Each year STAPLE! brings over 200 artists and creators under one roof for the celebration of independent media.
It is one of the few long-standing events in Austin that highlights independently produced comics, zines, art, crafts and games alongside educational panels and workshops. We interviewed three artists from 2019’s expo, Evan Narcisse, Monica Gallagher and Jae Lin, to gain insight about their process and see firsthand how their creations come to life.
How did you adjust your process when transitioning from reviewing comics to writing one?
Working as a critic helped me figure out why I like what I like, so all those years writing about other folks’ creative output did wind up useful when it was my turn. But where I’d normally be unpacking the intent and thematics of a fictional work, it was on me to come up with those elements.

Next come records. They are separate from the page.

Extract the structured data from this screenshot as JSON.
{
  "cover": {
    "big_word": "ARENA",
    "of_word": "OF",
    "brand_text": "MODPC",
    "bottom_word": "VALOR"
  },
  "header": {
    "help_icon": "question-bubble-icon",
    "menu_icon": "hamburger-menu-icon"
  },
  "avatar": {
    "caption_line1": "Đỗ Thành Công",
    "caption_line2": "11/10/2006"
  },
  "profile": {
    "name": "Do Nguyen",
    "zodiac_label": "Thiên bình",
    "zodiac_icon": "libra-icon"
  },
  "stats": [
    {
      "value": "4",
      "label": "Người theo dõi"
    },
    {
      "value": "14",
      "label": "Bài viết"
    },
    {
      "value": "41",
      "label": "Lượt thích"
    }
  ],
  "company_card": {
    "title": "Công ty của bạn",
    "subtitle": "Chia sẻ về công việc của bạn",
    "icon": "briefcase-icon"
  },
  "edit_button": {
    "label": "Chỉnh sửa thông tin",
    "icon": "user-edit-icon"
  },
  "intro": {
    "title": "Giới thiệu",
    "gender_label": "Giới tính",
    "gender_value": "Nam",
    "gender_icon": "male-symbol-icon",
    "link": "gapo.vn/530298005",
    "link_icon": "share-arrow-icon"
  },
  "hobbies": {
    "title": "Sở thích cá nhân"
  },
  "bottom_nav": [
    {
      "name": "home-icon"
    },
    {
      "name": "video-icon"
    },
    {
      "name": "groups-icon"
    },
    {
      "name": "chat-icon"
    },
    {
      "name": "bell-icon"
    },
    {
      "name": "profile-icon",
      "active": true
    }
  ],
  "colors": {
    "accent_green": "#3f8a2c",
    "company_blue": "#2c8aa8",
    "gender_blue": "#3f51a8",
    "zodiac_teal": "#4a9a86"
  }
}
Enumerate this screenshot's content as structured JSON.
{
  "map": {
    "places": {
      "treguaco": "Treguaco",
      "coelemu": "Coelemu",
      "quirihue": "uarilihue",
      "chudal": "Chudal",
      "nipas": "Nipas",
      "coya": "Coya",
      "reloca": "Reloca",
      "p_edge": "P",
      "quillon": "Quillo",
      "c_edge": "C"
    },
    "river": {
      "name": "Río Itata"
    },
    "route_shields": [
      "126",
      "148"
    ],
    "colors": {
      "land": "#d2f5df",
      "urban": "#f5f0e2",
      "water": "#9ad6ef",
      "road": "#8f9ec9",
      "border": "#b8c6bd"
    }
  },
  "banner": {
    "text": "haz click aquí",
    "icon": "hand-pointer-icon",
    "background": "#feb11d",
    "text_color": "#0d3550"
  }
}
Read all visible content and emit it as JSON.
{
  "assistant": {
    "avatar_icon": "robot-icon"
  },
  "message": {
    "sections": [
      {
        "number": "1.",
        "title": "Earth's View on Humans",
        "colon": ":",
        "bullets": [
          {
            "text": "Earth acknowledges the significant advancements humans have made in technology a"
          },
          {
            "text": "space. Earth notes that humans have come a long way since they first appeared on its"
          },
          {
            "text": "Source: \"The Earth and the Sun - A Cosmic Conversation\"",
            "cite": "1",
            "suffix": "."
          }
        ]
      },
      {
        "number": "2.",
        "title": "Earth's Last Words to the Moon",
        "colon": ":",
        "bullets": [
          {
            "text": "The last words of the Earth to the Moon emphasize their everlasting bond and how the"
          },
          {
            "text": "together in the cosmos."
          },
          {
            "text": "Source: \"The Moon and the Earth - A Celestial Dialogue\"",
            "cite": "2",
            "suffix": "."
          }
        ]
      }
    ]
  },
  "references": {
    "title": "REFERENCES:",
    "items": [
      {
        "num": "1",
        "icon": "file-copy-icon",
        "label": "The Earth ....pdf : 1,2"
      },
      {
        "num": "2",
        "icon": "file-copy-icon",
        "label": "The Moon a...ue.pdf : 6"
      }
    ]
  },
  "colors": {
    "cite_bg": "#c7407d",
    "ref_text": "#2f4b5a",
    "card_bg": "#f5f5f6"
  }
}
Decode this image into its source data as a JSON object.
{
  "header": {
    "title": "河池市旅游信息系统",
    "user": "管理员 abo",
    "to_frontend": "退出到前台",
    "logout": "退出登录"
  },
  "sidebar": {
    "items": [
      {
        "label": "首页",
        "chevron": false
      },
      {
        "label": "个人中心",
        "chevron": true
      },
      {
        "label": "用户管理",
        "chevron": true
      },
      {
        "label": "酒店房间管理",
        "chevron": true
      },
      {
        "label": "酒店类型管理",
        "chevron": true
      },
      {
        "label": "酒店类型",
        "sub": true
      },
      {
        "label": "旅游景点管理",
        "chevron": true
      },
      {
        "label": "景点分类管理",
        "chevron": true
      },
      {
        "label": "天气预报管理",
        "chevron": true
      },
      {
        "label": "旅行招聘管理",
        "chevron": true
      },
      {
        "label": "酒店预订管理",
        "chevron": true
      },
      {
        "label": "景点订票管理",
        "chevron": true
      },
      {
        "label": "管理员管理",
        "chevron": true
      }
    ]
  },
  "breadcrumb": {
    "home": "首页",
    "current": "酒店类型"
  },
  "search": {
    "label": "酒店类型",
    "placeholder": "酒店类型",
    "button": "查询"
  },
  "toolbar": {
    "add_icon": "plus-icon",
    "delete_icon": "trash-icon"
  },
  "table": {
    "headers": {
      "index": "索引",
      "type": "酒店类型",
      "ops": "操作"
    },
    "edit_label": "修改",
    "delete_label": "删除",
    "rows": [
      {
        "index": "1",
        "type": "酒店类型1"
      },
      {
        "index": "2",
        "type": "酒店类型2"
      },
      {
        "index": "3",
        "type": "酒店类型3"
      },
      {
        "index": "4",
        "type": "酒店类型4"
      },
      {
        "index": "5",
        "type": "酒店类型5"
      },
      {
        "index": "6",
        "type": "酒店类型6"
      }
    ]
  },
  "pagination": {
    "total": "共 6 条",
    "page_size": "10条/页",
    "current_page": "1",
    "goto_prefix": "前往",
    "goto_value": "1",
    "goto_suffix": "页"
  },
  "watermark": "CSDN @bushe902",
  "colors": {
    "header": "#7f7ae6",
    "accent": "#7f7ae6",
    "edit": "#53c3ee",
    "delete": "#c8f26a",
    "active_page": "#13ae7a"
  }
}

I had to think about why the story in Rise of the Black Panther needed to be told, and how it could speak to the character’s long winding history. Learning to think visually and get comfortable with calling on comics’ unique storytelling attributes took some doing but it was a fun thing to learn.
Do you prefer creating art that touches on personal subjects?
I do, because I strongly believe all art pulls on who we are, whether we intend it to or not. Even something detached from autobiographical impulses or wild fantasies is informed by how we move through the world and what we observe about human nature. What are some of the techniques you use if you get writer’s block? Pragmatism works wonders. The reminder that a paycheck or more work won’t come if you blow a deadline is a great motivator.
Do you think it’s important for artists to share their work in progress?
Seeing a comic artist’s warm-up sketches, thumbnails, and character studies makes the calling feel more approachable. When you just see end results, it seems more like magic rather than hard work. Hard work and dedication are always where the truth lives.
What is the best part about participating in STAPLE!?
STAPLE! is great because it’s focused on displaying how independent creators express their art. There’s so much positive energy, communal reinforcement, and genuine curiosity that you can’t help but feel jazzed by being in that space.
Is there any other information you would like our readers to know?
I’m still figuring out how to do all the creative endeavors I’m working on. The learning process has been daunting but fun. There’s nothing like hearing that your work has had a lasting effect on people.